╔══

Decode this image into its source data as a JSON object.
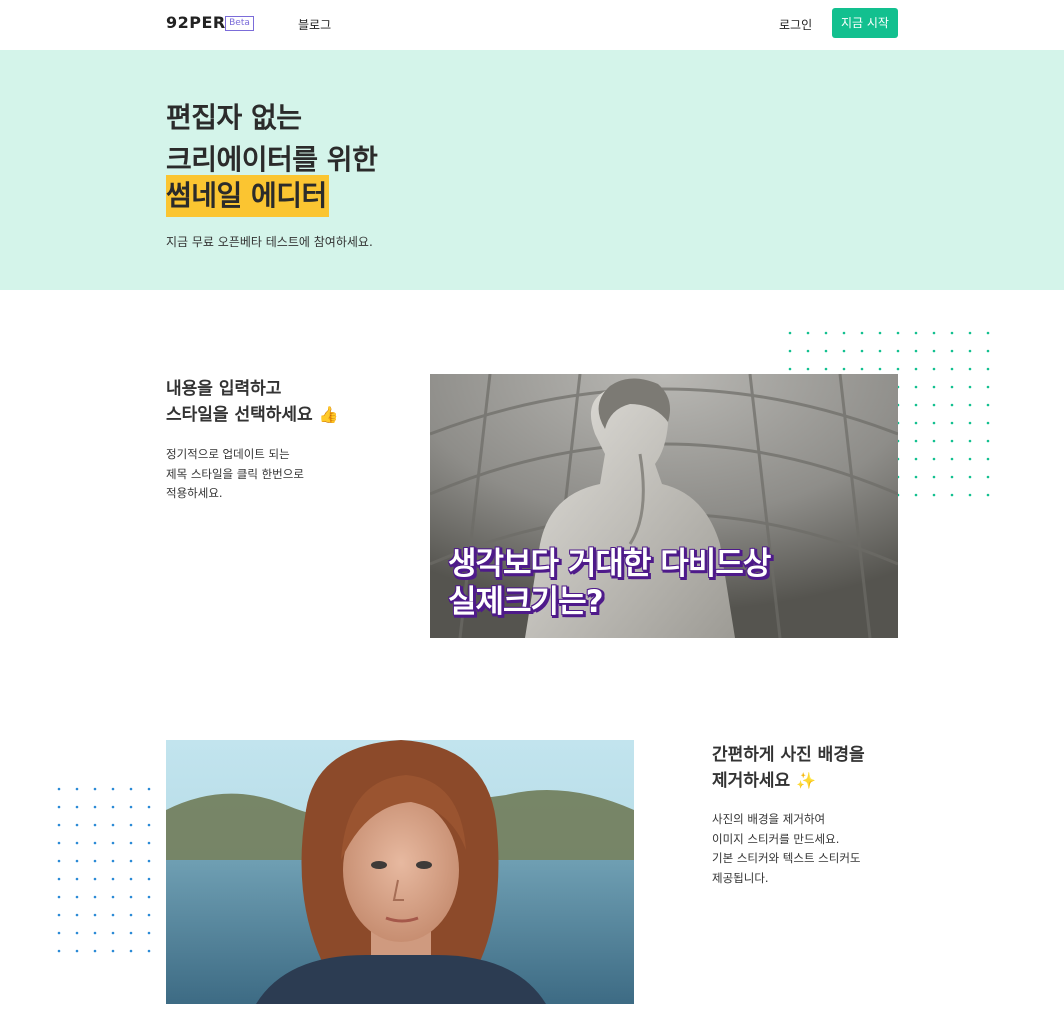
{
  "header": {
    "logo": "92PER",
    "beta_badge": "Beta",
    "nav_blog": "블로그",
    "nav_login": "로그인",
    "cta_button": "지금 시작"
  },
  "hero": {
    "line1": "편집자 없는",
    "line2": "크리에이터를 위한",
    "line3_highlight": "썸네일 에디터",
    "subtitle": "지금 무료 오픈베타 테스트에 참여하세요."
  },
  "feature1": {
    "title_line1": "내용을 입력하고",
    "title_line2": "스타일을 선택하세요",
    "title_emoji": "👍",
    "desc_lines": [
      "정기적으로 업데이트 되는",
      "제목 스타일을 클릭 한번으로",
      "적용하세요."
    ],
    "image_text_line1": "생각보다 거대한 다비드상",
    "image_text_line2": "실제크기는?"
  },
  "feature2": {
    "title_line1": "간편하게 사진 배경을",
    "title_line2": "제거하세요",
    "title_emoji": "✨",
    "desc_lines": [
      "사진의 배경을 제거하여",
      "이미지 스티커를 만드세요.",
      "기본 스티커와 텍스트 스티커도",
      "제공됩니다."
    ]
  },
  "colors": {
    "brand_green": "#12c08f",
    "hero_bg": "#d4f4ea",
    "highlight_yellow": "#fbc531",
    "beta_purple": "#7b6cd9",
    "dot_green": "#12c08f",
    "dot_blue": "#2a8ad6",
    "text_outline_purple": "#4e1a8a"
  }
}
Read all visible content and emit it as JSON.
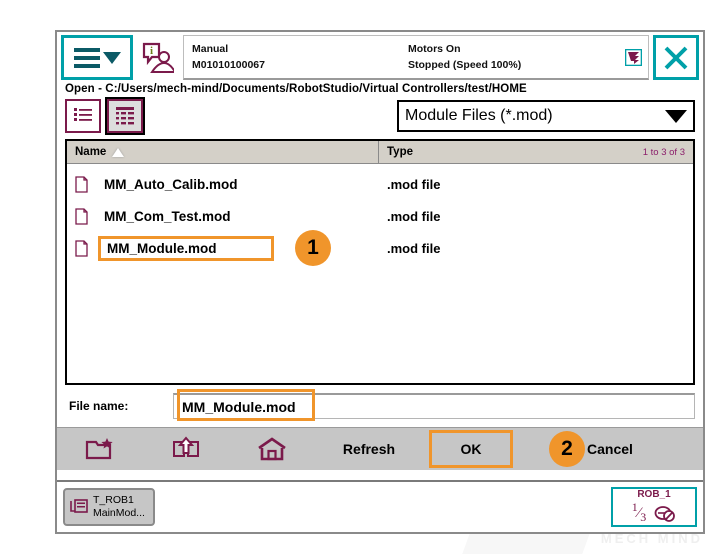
{
  "header": {
    "menu_icon": "hamburger-menu-icon",
    "chevron_icon": "chevron-down-icon",
    "operator_icon": "operator-info-icon",
    "mode": "Manual",
    "controller_id": "M01010100067",
    "motors_state": "Motors On",
    "run_state": "Stopped (Speed 100%)",
    "stop_icon": "emergency-stop-icon",
    "close_icon": "close-icon"
  },
  "pathbar": {
    "text": "Open  -  C:/Users/mech-mind/Documents/RobotStudio/Virtual  Controllers/test/HOME"
  },
  "toolbar": {
    "list_view_icon": "list-view-icon",
    "detail_view_icon": "detail-view-icon",
    "filter_value": "Module Files (*.mod)",
    "filter_caret_icon": "chevron-down-icon"
  },
  "filelist": {
    "columns": {
      "name": "Name",
      "type": "Type"
    },
    "sort_icon": "sort-ascending-icon",
    "count": "1 to 3 of 3",
    "rows": [
      {
        "icon": "file-icon",
        "name": "MM_Auto_Calib.mod",
        "type": ".mod file",
        "highlighted": false
      },
      {
        "icon": "file-icon",
        "name": "MM_Com_Test.mod",
        "type": ".mod file",
        "highlighted": false
      },
      {
        "icon": "file-icon",
        "name": "MM_Module.mod",
        "type": ".mod file",
        "highlighted": true
      }
    ]
  },
  "filename": {
    "label": "File name:",
    "value": "MM_Module.mod",
    "placeholder": ""
  },
  "actions": {
    "new_folder_icon": "new-folder-icon",
    "up_level_icon": "up-one-level-icon",
    "home_icon": "home-icon",
    "refresh": "Refresh",
    "ok": "OK",
    "cancel": "Cancel"
  },
  "annotations": {
    "badge_one": "1",
    "badge_two": "2",
    "color": "#f0952b"
  },
  "taskbar": {
    "task_icon": "program-task-icon",
    "task_line1": "T_ROB1",
    "task_line2": "MainMod...",
    "jog_title": "ROB_1",
    "jog_numerator": "1",
    "jog_denominator": "3",
    "jog_icon": "jog-disabled-icon"
  },
  "watermark": {
    "text": "MECH MIND"
  },
  "colors": {
    "accent_teal": "#00a0a8",
    "accent_purple": "#7b1a4b",
    "annotation_orange": "#f0952b",
    "header_gray": "#d4d0c8",
    "actionbar_gray": "#c6c6c6"
  }
}
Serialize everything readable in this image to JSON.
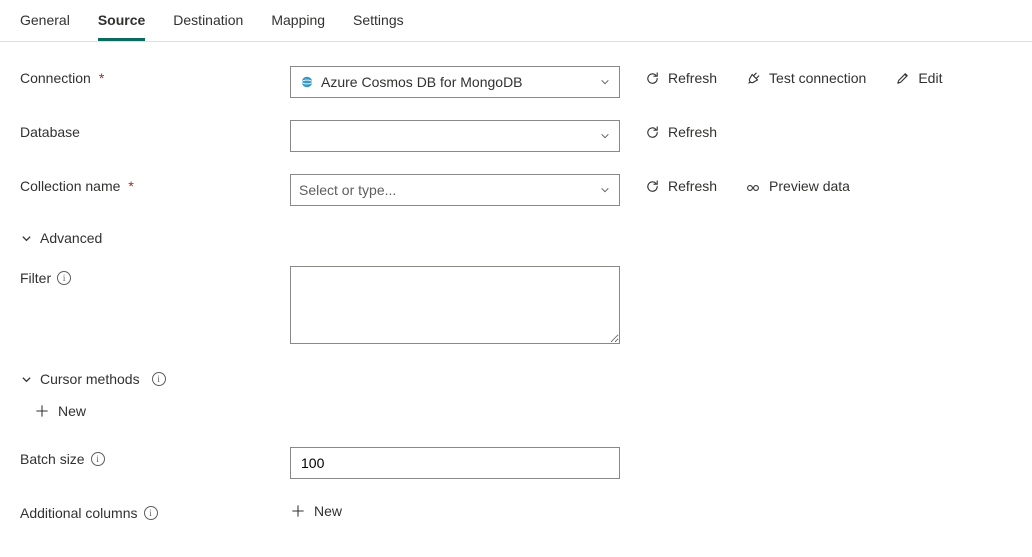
{
  "tabs": {
    "general": "General",
    "source": "Source",
    "destination": "Destination",
    "mapping": "Mapping",
    "settings": "Settings",
    "active": "source"
  },
  "labels": {
    "connection": "Connection",
    "database": "Database",
    "collection_name": "Collection name",
    "advanced": "Advanced",
    "filter": "Filter",
    "cursor_methods": "Cursor methods",
    "batch_size": "Batch size",
    "additional_columns": "Additional columns"
  },
  "values": {
    "connection": "Azure Cosmos DB for MongoDB",
    "database": "",
    "collection_name": "",
    "collection_placeholder": "Select or type...",
    "filter": "",
    "batch_size": "100"
  },
  "actions": {
    "refresh": "Refresh",
    "test_connection": "Test connection",
    "edit": "Edit",
    "preview_data": "Preview data",
    "new": "New"
  }
}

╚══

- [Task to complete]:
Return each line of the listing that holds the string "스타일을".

- [Output of the exercise]:
    "title_line2": "스타일을 선택하세요",
      "제목 스타일을 클릭 한번으로",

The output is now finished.